Lines that include "Orbit" make up the answer; copy all of them from the data below.

Saved entries
——

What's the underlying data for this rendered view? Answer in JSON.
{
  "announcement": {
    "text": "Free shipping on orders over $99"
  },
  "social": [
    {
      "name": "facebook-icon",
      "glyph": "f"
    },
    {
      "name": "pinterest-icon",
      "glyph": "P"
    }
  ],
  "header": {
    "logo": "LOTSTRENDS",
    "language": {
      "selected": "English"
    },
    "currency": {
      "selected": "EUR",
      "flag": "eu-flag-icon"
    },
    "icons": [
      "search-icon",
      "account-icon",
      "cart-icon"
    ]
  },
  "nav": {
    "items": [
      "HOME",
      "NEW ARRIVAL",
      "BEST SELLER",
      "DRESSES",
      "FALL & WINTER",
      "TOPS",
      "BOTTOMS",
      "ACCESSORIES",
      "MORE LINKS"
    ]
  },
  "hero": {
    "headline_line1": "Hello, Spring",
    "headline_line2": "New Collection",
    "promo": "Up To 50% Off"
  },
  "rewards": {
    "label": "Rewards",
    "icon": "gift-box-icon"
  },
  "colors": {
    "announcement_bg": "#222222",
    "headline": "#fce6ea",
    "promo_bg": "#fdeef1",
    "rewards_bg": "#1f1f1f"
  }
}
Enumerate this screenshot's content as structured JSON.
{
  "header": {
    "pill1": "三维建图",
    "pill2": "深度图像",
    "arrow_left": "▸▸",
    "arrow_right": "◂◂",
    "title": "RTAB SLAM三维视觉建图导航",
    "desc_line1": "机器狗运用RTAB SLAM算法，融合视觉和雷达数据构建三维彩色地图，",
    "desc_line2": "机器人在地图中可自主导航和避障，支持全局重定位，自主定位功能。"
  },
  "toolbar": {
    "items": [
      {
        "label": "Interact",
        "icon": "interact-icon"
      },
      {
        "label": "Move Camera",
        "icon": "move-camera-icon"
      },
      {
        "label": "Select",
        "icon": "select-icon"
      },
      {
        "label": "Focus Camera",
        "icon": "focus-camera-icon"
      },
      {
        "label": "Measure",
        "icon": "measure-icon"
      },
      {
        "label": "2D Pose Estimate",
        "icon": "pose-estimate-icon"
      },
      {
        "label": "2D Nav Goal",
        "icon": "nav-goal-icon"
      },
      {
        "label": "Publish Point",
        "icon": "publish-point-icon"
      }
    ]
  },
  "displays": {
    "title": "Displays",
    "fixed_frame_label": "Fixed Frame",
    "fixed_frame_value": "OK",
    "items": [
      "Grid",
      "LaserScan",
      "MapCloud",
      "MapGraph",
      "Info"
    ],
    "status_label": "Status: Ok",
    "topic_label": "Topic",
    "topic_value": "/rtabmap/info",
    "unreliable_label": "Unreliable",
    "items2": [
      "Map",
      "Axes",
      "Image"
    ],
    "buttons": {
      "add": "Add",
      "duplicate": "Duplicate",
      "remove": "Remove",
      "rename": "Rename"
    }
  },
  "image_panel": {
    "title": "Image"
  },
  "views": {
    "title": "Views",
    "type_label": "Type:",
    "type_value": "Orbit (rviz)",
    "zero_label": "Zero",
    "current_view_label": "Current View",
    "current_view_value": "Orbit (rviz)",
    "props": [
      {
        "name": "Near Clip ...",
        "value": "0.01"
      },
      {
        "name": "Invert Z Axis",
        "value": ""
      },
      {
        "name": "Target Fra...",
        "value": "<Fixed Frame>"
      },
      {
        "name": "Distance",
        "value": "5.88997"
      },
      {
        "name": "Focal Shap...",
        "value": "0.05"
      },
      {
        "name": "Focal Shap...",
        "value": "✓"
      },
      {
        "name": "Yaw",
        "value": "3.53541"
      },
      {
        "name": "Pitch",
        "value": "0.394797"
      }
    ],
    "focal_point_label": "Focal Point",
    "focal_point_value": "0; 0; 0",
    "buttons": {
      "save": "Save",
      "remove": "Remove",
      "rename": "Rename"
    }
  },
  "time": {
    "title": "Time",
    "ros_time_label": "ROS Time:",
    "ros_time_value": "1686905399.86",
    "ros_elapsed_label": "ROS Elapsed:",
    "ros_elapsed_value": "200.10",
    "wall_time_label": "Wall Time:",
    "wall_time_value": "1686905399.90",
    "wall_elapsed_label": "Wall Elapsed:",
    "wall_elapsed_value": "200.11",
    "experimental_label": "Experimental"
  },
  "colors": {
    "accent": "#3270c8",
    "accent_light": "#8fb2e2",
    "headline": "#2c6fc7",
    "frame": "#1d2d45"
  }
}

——

SOLUTION FOR THIS TASK:
    "type_value": "Orbit (rviz)",
    "current_view_value": "Orbit (rviz)",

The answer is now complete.